About this exercise: Whenever a line of the records below contains the word "Search", copy that line.

═════ Data for the task ═════

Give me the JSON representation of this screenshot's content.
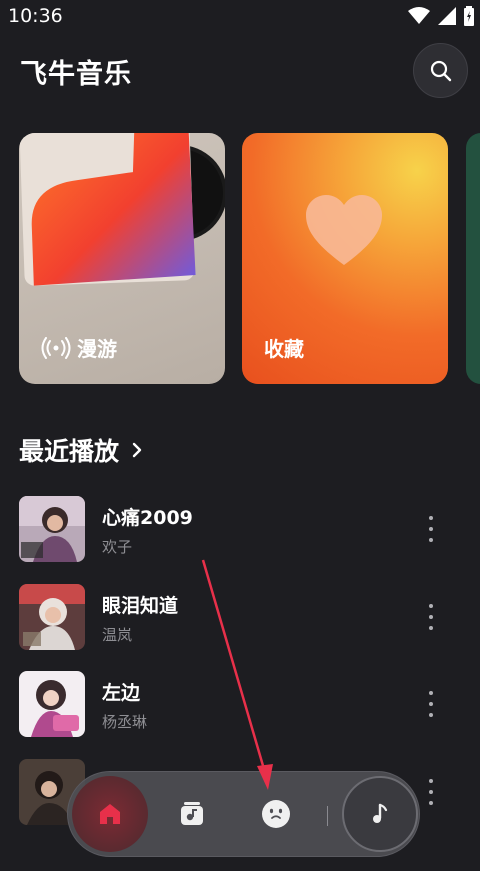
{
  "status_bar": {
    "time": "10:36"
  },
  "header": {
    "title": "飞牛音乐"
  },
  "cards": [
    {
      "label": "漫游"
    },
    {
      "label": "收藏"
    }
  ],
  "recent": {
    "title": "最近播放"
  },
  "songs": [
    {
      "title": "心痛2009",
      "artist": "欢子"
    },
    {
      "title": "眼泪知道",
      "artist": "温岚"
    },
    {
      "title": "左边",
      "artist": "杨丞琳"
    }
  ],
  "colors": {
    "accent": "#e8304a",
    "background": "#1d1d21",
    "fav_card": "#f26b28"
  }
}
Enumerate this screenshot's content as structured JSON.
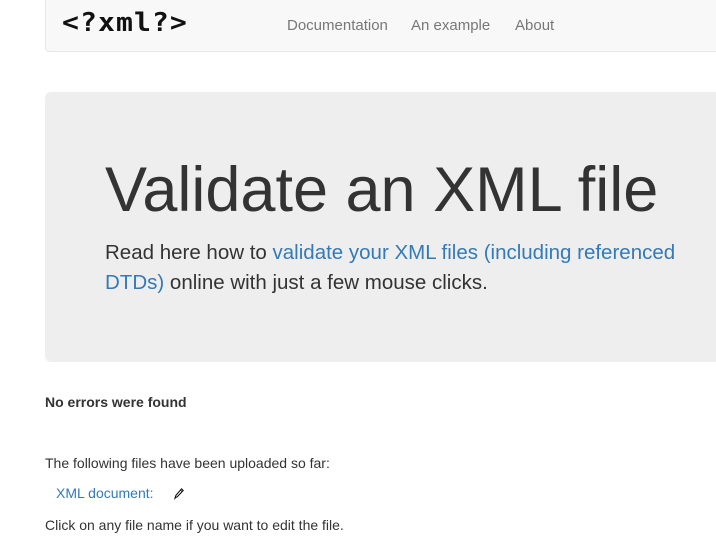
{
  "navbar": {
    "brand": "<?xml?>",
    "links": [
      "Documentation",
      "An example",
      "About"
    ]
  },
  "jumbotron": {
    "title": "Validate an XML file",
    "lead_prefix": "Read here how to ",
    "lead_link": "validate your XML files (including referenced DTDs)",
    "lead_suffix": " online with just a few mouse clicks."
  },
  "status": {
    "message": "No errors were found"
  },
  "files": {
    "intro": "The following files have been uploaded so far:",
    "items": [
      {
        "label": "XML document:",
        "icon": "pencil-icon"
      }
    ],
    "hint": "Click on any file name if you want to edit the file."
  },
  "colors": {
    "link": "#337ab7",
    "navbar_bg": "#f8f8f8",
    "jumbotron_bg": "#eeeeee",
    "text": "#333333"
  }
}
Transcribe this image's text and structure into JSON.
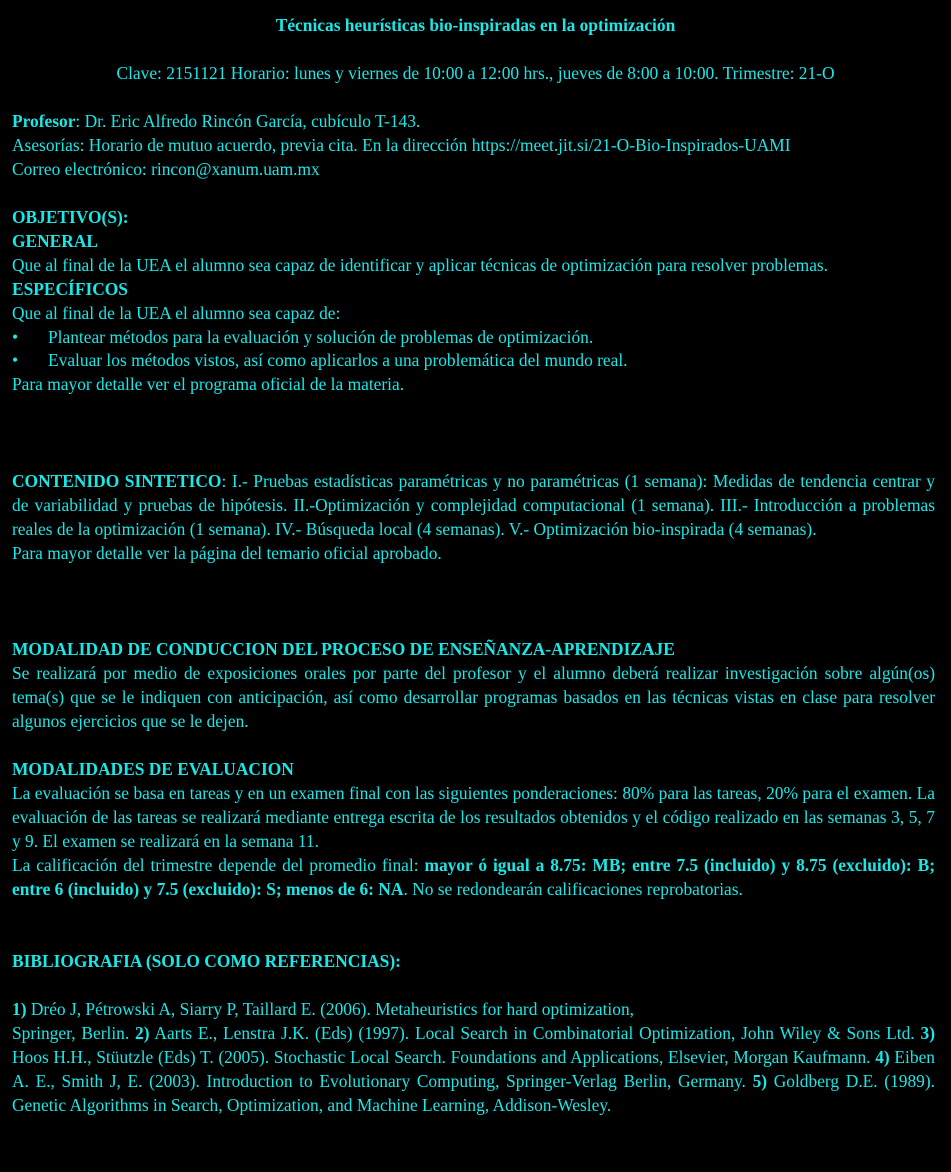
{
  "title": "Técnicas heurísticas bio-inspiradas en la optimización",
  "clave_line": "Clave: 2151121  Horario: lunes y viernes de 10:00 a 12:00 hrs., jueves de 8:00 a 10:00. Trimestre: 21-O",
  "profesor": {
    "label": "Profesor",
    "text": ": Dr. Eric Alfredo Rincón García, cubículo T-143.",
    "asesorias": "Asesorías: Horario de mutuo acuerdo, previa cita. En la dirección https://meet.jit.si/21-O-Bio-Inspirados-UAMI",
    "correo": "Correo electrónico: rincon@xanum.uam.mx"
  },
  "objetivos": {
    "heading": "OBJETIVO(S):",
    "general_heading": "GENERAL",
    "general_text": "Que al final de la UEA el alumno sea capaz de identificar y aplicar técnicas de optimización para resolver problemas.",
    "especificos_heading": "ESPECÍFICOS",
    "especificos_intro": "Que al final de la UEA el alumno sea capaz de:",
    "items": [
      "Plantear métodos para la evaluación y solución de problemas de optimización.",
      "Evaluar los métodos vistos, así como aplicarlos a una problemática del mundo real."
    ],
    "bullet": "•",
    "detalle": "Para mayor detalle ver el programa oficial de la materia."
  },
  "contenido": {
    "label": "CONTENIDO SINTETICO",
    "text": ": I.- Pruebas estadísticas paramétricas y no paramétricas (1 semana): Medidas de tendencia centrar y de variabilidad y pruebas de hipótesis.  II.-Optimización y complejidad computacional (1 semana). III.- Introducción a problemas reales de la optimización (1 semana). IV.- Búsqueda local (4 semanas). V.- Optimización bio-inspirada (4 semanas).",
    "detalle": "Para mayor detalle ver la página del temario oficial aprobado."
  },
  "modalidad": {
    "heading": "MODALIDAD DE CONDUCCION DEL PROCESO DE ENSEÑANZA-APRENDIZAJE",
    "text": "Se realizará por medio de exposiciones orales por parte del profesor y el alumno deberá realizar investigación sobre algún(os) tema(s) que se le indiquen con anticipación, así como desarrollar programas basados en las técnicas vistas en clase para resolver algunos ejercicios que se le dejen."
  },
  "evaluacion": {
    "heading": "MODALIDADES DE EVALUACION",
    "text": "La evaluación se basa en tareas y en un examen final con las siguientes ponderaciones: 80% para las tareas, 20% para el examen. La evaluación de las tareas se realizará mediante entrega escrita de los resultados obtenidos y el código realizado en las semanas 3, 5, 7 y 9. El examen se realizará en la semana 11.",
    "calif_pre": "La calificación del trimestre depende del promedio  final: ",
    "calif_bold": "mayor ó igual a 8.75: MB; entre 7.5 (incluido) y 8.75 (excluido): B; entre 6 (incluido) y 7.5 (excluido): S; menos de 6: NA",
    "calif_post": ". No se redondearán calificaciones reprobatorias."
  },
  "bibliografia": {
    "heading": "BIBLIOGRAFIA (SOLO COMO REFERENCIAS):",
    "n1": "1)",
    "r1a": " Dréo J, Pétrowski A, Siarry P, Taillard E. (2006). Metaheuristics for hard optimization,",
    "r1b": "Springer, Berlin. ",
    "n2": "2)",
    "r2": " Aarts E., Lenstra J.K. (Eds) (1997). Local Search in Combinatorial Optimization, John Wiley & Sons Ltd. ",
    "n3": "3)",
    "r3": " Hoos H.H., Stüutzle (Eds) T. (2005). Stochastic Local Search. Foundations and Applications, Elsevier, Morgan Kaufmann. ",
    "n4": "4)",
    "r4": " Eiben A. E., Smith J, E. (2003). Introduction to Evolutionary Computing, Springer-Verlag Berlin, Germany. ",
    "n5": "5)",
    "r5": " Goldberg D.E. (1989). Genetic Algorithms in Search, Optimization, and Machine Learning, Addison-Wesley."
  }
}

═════

Answer box:
    "r2": " Aarts E., Lenstra J.K. (Eds) (1997). Local Search in Combinatorial Optimization, John Wiley & Sons Ltd. ",
    "r3": " Hoos H.H., Stüutzle (Eds) T. (2005). Stochastic Local Search. Foundations and Applications, Elsevier, Morgan Kaufmann. ",
    "r5": " Goldberg D.E. (1989). Genetic Algorithms in Search, Optimization, and Machine Learning, Addison-Wesley."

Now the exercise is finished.